Has the central Indiana real estate market already hit bottom? If not, are we anywhere near the bottom? As the saying goes, a picture is worth a thousand words–or in this case, a graph. The above central Indiana data clearly shows that a bottom occurred in February, 2009. While there have been fluctuations, as would one expect, average prices have been on the rise since then.
Real estate broker Mike Woods of MS Woods Real Estate recently stated, “My opinion is that the bottom of the central Indiana housing market (in terms of average selling price) has already occurred. It happened in late in 2008 and early in 2009.”
Woods also points out that the “central Indiana housing market never had the wild appreciation that occurred in a lot of the major cities and on the coasts. We just didn’t have as far to fall as they did.”
The following chart shows that median home prices over this same period also hit bottom in February, 2009.
But put aside actual market data for a moment and consider how mortgage interest rates affect a buyer’s purchasing power literally overnight.
- Although the principle+interest payment of $760 is the same in all cases, purchasing power drops as rates rise.
- For example, a $150,000 loan at 4.5 percent is equivalent to a $138,000 loan at 5.25 percent. Just a 2-percent increase equals a whopping $30K difference.
- Think rates can’t go up? Not only do mortgage rates change throughout the day, they can change significantly overnight, depending on market forces that cannot be predicted.
- All it takes is the right kind of economic report to send long-term rates soaring. But as the above chart clearly shows, they do not have to “soar” in order to have a significant effect.

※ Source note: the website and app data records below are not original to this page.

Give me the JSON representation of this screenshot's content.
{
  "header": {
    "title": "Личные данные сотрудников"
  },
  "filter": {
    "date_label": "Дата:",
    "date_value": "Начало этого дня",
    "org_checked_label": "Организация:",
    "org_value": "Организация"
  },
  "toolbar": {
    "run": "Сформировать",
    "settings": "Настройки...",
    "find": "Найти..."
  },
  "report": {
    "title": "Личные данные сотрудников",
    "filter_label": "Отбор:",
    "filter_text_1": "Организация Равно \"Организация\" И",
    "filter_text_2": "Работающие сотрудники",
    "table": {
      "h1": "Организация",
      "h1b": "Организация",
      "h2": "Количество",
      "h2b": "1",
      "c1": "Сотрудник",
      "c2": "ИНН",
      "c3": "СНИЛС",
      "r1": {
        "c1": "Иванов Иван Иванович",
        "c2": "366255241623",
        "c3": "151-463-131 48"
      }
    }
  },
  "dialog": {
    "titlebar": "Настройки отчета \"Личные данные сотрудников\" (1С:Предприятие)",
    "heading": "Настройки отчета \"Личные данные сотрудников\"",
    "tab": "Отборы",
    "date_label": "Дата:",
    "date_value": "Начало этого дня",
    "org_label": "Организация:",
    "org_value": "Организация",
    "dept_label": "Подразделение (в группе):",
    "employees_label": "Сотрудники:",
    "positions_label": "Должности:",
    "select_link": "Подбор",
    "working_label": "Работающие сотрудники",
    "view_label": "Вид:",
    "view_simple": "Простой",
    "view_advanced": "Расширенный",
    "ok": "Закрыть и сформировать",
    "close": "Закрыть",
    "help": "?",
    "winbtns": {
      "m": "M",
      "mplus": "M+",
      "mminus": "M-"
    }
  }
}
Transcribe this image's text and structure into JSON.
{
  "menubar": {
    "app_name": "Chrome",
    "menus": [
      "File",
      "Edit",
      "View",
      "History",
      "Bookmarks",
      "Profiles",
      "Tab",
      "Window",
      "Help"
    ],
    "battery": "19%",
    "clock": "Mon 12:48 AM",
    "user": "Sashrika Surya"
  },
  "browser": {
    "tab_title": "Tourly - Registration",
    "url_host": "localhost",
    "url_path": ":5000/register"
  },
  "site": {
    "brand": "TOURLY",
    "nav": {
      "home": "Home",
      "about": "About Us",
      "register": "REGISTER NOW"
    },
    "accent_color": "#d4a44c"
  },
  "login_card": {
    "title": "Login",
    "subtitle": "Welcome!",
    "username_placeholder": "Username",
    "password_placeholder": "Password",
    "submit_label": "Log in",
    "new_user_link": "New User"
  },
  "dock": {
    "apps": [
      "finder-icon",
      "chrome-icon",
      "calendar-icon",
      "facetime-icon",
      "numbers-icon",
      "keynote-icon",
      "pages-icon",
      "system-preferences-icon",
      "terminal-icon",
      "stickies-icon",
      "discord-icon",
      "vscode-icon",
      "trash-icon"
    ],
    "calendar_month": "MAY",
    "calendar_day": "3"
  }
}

In closing, the above data suggests the market hit bottom in February, 2009. Combine this actual data with the very real possibility that interest rates could rise at any time and there is a strong case to be made for buying now rather than later.